When using Surface as I do my laptop the fan runs constantly. It’s not loud but it’s not imperceptible either. The fan is running because Surface is noticeably warm to the touch. This is because I’m using it as I would my laptop. When I use my laptop with the AC plugged in I prefer to keep the display from turning off unless there is no activity for 30 minutes and the sleep function disabled. I don’t like the inconvenience of having to swipe to unlock or some other gesture in order to use the device. I can put up with that when it’s unplugged as I need to save the battery in order to get sufficient hours of use out of it but I don’t see the sense while it’s plugged in. Perhaps I will need to change the way I use these types of devices as keeping it running is not the inconvenience it use to be with other versions of Windows since waking up from sleep mode is nearly instantaneous.

I mentioned the touch cover earlier and I really like the touch cover over the type cover. Typing on it will take some getting used to but the touch cover makes Surface look more like a finished device. The type cover, however, creates a funky looking gap between keyboard and screen when closed. It doesn’t look nice in my opinion. Typing on the type cover is easier, at first, than typing on the touch cover. I’m getting better and better and typing on the touch cover the more I use it. I haven’t found any problems with it not being sensitive enough. What I don’t like about both the type and touch covers is the cheap felt-like fabric on the back. Why did Microsoft go with this type of material? It’s not protecting anything as it is not facing the screen and it looks plain-Jane (apologies to the non-plain-Janes of the world).

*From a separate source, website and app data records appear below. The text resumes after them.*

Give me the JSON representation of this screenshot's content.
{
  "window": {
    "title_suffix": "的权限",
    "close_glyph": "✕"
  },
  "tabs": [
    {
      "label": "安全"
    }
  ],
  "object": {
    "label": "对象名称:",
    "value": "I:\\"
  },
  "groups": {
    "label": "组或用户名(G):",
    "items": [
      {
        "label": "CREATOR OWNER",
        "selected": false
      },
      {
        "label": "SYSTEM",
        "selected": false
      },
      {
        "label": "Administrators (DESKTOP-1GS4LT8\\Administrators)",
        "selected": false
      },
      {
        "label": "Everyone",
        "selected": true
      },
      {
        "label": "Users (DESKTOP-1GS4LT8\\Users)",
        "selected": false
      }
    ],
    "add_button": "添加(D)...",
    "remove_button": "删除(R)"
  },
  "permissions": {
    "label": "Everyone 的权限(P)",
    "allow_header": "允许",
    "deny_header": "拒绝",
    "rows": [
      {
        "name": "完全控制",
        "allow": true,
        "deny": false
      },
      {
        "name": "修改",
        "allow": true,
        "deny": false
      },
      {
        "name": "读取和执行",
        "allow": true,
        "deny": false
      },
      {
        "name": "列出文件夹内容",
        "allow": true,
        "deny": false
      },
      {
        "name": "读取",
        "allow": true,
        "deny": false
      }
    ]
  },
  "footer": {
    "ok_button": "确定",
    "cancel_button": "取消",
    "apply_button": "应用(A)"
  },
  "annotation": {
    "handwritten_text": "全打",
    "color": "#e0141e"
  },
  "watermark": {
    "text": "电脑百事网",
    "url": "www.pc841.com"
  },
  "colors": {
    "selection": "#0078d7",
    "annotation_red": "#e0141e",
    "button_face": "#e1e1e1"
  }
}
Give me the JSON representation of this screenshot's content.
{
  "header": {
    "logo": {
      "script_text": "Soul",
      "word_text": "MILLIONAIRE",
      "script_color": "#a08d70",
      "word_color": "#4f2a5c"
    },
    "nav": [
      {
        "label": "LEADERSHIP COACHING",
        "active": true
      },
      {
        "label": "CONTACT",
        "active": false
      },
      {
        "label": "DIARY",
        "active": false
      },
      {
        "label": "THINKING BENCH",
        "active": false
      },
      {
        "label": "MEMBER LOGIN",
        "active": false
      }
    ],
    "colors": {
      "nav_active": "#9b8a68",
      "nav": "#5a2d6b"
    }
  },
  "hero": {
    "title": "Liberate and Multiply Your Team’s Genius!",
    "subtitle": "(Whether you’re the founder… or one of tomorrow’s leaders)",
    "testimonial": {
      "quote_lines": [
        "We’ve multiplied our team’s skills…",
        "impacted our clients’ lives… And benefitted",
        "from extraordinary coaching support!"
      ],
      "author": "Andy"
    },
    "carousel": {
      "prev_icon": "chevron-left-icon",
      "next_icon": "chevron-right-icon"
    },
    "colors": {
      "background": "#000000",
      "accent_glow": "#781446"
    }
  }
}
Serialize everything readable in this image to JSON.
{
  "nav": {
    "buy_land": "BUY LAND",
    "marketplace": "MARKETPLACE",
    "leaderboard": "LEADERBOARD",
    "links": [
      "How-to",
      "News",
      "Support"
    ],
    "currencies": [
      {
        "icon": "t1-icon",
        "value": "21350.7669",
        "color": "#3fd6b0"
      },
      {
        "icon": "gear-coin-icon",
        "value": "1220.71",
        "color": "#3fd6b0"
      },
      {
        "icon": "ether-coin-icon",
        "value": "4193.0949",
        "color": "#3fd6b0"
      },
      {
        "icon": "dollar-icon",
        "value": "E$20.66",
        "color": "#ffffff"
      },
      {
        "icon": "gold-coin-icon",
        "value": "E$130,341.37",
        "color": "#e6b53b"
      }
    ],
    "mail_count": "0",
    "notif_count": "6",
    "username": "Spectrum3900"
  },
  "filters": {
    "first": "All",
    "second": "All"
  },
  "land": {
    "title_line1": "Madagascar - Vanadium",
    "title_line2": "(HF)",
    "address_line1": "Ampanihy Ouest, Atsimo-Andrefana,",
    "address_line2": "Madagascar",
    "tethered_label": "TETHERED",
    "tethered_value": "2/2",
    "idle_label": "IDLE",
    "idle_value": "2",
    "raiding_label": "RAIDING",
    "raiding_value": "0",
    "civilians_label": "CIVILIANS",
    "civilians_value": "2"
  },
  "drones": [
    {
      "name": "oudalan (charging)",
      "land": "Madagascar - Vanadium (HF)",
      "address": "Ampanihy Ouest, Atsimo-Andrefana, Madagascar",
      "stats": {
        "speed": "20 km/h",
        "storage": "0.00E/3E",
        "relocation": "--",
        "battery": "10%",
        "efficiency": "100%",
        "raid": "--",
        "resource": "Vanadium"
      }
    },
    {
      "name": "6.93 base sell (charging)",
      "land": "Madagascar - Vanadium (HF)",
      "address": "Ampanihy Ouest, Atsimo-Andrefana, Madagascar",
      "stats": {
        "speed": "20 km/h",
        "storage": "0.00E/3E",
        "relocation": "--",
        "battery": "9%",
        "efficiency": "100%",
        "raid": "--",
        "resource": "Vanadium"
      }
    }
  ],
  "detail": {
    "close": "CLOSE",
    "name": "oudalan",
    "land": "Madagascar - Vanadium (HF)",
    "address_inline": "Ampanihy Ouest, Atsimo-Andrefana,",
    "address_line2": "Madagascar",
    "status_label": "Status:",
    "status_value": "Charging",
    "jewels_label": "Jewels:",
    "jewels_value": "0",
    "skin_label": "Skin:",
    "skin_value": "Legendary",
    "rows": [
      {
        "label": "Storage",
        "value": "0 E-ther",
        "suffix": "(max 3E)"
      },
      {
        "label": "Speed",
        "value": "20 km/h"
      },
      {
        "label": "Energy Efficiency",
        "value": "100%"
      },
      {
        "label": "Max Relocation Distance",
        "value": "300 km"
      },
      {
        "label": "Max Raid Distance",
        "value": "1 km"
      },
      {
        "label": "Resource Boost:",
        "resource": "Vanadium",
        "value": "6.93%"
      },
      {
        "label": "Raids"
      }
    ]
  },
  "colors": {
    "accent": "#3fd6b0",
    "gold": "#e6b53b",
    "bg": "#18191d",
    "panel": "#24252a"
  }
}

I don’t have as many complaints as I did with the software because in all honesty the Surface is indeed a well built machine.